Lectures: 2 sessions / week, 1.5 hours / session


There are no prerequisites for this course.

General Information

This course is a history of pop music in America, starting with the minstrel era of the 1840s and continuing until the present. The survey of the more recent popular styles will result from student presentations. The trends in American popular music will be studied in relation to other cultural and historical events, but the focus will be on the music.

Listening is vital to this course. Initially, you should listen to each assignment before and after the class meeting. Then listen again (and again), in order to familiarize yourself with each piece. The class work, reading, essays, and final project will all center on the listening assignments.


Listening and Reading

Listening and reading assignments are listed in the Reading and Listening section.

The text for this class is:
Starr, Larry, and Christopher Waterman. American Popular Music: From Minstrelsy to MP3. 4th ed. Oxford University Press, 2014. ISBN: 9780199859115.

The majority of assigned readings will be taken from this text, with some additional readings. The recordings can also be found at your local public or university library.

When preparing each assignment, I find starting with the music a more rewarding experience. Therefore, I suggest you start by listening to one of the assigned compositions, then read about the piece, composer, etc. in the text, taking notes about both the music and context. Next, listen again to the work and take notes on the musical characteristics.


You will write three types of papers for this class: A short research essay, a final project paper, and listening outlines. See the Assignments section for format guidelines and assignment details.
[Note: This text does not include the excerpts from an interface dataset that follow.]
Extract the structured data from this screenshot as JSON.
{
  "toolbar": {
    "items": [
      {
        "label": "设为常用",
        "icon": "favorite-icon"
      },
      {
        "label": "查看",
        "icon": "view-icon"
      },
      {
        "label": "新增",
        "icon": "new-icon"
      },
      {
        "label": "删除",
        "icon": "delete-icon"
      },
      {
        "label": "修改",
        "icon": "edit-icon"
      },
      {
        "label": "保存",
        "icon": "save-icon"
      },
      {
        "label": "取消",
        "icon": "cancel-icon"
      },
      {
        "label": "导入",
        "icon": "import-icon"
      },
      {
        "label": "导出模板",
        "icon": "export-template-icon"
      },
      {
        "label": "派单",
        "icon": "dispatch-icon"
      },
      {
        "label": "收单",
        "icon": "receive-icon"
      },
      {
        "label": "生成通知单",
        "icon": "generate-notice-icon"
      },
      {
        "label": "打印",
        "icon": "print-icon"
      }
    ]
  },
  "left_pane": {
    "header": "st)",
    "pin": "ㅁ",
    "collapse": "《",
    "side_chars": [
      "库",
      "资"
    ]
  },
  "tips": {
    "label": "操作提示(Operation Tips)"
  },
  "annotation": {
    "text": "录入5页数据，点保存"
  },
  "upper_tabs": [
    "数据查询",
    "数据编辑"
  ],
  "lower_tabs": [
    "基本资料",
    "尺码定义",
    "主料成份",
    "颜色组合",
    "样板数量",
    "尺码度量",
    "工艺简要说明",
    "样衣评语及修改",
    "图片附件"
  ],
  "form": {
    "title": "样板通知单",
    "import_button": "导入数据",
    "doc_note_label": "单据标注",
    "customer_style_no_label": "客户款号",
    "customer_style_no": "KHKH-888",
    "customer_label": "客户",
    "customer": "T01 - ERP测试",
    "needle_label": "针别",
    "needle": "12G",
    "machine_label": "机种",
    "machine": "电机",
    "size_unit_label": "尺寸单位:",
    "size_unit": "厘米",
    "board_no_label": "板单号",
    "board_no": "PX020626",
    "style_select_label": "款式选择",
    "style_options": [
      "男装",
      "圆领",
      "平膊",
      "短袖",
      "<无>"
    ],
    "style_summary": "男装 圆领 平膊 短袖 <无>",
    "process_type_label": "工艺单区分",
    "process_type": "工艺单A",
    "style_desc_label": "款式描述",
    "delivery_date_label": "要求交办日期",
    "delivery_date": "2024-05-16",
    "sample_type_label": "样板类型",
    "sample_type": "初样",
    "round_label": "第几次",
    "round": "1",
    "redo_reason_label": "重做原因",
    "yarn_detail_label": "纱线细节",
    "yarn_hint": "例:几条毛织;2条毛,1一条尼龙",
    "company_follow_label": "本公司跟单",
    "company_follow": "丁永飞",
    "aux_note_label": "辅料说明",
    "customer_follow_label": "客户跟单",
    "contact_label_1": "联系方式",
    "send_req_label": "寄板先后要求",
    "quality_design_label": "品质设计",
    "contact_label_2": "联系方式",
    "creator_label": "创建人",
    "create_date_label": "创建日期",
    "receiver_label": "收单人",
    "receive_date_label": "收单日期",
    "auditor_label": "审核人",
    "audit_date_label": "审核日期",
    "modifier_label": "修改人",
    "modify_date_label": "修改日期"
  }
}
  • Research essay (4–6 pages) explores a topic in pop music before 1945. See page 6 for more details and a list of potential topics.
  • Listening outlines (1–2 pages). You will create two listening outlines to be shared with the rest of the class and to be part of a short, informal presentation.
  • The final project consists of two components. One is a written paper of 6–8 pages and the other is a more formal presentation on the ancestry of a work released within the last five years. In conjunction with this presentation, you will create a one-page handout. See the detailed assignment description for more details.


There will be two exams. Each exam will cover the assigned listening and reading as well as material discussed in class. Exam 1 covers material from Sessions 1–10 and Exam 2 covers Sessions 11–22. Questions will feature excerpts from the assigned listening for identification, description, and comparison. Additional questions will deal with concepts (describing musical forms, historical significance, etc.) and terms.


Students are required to attend each class meeting and participate actively. In addition, all students will be asked to lead the discussions on specific pieces from the assigned listening.


2 exams 10% each
Research essay 20%
2 listening guides and presentations 10% each
Final project and presentation 30%
Participation 10%

Course Overview by Week Including Key Dates

I Introduction and Themes of American Popular Music  
II Nineteenth and Early Twentieth Century Popular Styles  
III Tin Pan Alley  
IV Country Blues and Hillbilly Music  
V The Swing Era and The Post-War Era, 1946–1954 Research Essay Due
VI Rock 'n' Roll Exam 1
VII British Invasion  
VIII American Rock in the 60s  
IX That 70s Music  
X Outside the Mainstream  
XI The 1980s ... and Beyond  
XII Presentations on Final Project Exam 2
XII Presentations on Final Project (cont.)  
XIII Presentations on Final Project (cont.)